AFSK modulation experiments - part 4
I left off the last time with some concerns that the deviation might be too wide on the VCXO, and also that when using the VCXO, the Si5351 was somewhat off frequency (about 5 khz). I set out to work on both of those issues tonight.
I began by setting up my scope and service monitor so that I could measure the P2P value of the modulating sine wave, and the deviation of the resulting signal.
Here, we see a 1200hz sine wave the VCXO signal should be ve being generated by the DAC. The P2P value is 0.980 volts. This is from setting the sine wave at 30% amplitude. We also see that the wave is centered at (2.18 + 1.20) / 2 = 1.69 volts. That's just fine, since it should be centered around 1.65 volts.
The resulting deviation for the wave above (on the 0-6 scale) is coming in at about 2.7 khz. That's a touch low.
So, I ran the tests over and over gathering data. I also varied the PPM value to see the effect.
|PPM value||Sine wave %||P2P voltage (volts)||Deviation (hz)|

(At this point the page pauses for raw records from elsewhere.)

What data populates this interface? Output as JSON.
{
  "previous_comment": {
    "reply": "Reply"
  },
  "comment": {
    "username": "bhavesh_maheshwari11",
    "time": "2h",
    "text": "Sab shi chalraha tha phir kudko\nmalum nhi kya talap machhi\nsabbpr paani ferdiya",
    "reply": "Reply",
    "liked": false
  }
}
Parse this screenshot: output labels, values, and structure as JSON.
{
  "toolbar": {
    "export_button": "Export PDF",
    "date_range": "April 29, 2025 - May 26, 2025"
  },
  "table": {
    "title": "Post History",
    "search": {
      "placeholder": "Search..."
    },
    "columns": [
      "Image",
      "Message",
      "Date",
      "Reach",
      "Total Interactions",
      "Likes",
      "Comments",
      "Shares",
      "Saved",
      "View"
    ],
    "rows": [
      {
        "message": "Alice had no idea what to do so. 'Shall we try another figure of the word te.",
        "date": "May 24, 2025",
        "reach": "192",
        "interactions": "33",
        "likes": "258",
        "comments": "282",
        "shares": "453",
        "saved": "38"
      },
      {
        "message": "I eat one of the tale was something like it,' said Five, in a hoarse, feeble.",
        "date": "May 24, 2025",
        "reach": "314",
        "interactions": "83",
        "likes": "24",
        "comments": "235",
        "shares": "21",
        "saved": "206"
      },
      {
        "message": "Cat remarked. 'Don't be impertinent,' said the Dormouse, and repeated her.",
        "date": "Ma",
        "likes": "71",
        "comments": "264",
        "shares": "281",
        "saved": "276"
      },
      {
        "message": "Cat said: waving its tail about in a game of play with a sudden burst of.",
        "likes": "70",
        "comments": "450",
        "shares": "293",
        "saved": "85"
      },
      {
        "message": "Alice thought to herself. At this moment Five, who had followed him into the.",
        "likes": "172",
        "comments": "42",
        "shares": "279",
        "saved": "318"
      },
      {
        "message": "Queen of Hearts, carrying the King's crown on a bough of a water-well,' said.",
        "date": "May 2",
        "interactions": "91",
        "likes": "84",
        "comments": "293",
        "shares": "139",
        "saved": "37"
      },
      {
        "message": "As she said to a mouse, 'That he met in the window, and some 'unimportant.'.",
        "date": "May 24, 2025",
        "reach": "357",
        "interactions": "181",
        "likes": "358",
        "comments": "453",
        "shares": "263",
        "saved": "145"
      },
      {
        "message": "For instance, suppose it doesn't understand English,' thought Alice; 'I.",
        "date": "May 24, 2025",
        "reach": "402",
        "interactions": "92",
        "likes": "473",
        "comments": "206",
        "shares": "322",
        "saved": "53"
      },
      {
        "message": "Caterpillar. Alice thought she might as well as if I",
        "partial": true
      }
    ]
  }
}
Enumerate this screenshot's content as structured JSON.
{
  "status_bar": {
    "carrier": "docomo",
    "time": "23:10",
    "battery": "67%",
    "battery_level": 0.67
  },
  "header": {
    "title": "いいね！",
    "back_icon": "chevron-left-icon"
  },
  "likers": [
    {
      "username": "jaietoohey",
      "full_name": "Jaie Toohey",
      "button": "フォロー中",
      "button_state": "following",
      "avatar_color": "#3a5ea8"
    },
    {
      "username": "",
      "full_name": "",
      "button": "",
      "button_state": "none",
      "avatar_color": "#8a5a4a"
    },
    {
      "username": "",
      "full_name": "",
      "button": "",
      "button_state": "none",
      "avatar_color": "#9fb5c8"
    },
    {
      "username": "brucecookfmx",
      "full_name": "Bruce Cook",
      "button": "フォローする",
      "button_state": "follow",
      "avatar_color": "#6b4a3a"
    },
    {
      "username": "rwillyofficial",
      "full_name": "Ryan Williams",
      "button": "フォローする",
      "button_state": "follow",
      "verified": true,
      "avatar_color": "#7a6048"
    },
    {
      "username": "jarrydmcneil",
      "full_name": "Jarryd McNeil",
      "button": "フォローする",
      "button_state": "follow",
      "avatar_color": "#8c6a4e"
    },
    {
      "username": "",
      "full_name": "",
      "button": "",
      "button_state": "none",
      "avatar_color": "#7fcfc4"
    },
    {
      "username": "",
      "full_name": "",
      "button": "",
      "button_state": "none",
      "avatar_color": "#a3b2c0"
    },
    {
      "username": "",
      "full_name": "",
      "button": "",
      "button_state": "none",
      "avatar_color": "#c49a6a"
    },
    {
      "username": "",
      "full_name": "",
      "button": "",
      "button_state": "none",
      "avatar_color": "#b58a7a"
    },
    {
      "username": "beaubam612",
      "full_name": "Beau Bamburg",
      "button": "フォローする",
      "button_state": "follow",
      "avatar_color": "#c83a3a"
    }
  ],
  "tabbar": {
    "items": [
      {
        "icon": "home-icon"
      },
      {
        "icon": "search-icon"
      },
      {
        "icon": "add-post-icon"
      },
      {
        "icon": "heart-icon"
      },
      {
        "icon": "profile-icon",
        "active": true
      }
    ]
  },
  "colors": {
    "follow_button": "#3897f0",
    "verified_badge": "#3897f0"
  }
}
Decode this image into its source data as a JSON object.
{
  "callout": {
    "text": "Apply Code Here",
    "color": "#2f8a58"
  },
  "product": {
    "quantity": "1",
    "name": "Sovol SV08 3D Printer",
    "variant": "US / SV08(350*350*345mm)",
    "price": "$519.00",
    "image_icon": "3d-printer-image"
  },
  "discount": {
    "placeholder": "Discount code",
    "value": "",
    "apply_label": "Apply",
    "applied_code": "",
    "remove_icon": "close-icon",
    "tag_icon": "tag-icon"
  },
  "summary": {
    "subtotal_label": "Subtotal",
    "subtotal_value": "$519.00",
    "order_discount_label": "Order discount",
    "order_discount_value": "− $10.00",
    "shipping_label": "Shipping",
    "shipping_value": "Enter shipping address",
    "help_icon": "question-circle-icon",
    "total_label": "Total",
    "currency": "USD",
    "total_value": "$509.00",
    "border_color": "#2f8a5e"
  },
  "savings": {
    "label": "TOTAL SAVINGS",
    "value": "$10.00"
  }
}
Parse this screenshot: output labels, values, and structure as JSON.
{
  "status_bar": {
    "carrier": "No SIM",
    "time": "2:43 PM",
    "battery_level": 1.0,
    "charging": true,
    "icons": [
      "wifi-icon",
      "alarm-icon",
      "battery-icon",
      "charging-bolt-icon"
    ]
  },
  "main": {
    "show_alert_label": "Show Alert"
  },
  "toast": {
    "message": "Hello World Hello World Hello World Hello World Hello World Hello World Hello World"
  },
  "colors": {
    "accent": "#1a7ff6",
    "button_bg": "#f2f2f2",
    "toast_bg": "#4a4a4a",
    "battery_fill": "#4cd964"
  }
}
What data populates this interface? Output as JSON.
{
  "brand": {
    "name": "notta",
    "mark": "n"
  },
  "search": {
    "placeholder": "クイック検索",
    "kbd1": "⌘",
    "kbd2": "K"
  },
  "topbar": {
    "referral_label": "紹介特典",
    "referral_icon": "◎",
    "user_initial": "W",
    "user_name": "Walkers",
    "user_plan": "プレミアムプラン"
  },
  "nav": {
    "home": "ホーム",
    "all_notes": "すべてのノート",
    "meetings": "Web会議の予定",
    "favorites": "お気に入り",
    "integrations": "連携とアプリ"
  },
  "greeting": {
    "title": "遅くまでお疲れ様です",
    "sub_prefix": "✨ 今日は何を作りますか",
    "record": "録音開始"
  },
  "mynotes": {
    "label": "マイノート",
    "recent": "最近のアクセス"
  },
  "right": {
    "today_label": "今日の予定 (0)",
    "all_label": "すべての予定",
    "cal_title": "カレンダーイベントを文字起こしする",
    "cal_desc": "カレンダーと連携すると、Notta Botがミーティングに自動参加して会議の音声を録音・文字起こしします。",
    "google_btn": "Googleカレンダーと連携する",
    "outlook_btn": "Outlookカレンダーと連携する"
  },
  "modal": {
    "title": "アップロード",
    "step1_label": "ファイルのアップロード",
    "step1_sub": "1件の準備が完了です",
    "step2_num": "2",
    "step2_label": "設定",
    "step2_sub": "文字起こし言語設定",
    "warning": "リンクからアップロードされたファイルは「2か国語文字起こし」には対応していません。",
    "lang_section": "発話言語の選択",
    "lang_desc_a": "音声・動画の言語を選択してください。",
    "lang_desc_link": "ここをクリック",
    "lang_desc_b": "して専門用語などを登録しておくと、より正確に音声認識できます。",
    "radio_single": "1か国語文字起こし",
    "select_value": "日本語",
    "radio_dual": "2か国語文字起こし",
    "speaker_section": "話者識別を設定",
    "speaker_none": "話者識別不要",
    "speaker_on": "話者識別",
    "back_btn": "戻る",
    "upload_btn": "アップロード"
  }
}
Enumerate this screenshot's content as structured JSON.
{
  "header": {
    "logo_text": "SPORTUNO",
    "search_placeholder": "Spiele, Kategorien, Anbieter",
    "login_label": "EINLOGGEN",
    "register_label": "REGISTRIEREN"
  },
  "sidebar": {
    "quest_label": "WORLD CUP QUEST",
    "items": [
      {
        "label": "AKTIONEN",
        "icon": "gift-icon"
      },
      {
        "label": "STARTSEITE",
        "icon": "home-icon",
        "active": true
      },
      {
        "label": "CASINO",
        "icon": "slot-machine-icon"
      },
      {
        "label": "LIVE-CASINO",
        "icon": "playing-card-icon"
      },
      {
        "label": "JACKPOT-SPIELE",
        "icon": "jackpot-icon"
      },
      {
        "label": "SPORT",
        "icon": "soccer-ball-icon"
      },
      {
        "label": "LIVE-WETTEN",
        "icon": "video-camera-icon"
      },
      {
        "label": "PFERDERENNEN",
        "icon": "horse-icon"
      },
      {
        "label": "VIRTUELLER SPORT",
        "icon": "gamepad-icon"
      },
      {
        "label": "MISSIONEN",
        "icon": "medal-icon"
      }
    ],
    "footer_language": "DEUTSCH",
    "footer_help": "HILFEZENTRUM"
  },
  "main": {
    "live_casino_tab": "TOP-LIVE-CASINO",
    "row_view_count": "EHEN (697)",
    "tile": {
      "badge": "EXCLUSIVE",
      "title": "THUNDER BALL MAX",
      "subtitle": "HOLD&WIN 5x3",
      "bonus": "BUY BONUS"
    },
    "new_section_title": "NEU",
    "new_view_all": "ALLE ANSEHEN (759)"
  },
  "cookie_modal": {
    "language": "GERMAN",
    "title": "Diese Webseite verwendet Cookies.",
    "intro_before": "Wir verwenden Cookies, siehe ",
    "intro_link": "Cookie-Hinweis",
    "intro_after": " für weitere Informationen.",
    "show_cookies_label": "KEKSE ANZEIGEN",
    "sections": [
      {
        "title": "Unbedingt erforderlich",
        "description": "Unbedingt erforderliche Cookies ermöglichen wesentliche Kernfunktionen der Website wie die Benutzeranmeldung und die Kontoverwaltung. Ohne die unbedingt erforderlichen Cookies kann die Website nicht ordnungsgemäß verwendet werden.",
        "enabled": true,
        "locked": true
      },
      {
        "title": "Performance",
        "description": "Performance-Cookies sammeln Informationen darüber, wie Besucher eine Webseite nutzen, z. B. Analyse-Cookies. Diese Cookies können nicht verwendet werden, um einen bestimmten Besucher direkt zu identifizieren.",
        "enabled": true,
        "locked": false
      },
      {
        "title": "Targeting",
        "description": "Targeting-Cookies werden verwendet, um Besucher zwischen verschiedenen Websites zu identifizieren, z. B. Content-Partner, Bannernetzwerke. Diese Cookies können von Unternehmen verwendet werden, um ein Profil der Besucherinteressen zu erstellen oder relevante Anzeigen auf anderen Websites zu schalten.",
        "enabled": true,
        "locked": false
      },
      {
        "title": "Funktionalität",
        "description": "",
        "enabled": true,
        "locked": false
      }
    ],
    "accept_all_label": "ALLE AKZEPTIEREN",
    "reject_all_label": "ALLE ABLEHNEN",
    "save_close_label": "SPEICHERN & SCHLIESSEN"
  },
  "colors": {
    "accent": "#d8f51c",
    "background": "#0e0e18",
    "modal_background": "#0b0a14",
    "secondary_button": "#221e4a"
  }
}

Deviation ResultsThe PPM value definitely has an impact on the deviation. Assuming that we would want the capability of 5 khz deviation for an FM signal, but then we would only want to modulate the signal to 3 khz, the ppm should be (5000 hz / 144.390) = 35 PPM. In a previous post, I came up with the number 24, but that was when I was considering modulating to 3.2 khz, not 5 khz.
So, it appears that for flight use, I should be setting my PPM to 35 ppm, and setting my sinewave appropriately to get about a 3khz deviation. That should be at about 30% or so. I noticed a bit of variability when I was testing this evening, due to the fact that I was using breakout boards and jumpers all over. I suspect this is a process I'll need to repeat when I have the production boards spun up.
Correcting for the incorrect frequency
I dabbled with the "Correction" call to fix the frequency of the VCXO this evening.
In the end, the value above was sufficient to center up the frequency where I was testing, at 144.330 mhz. According to the documentation, I can expect to do this with every board I build.
- I'll build my flight code with a PPM of 35.
- I'll build my flight code with a Calibration option. When set, the tracker will generate a fixed tone (or maybe alternated between 1200 and 2200) so that I can confirm that the deviation is correct, and also so that I can diddle the "correction" value to assure the tracker is on frequency.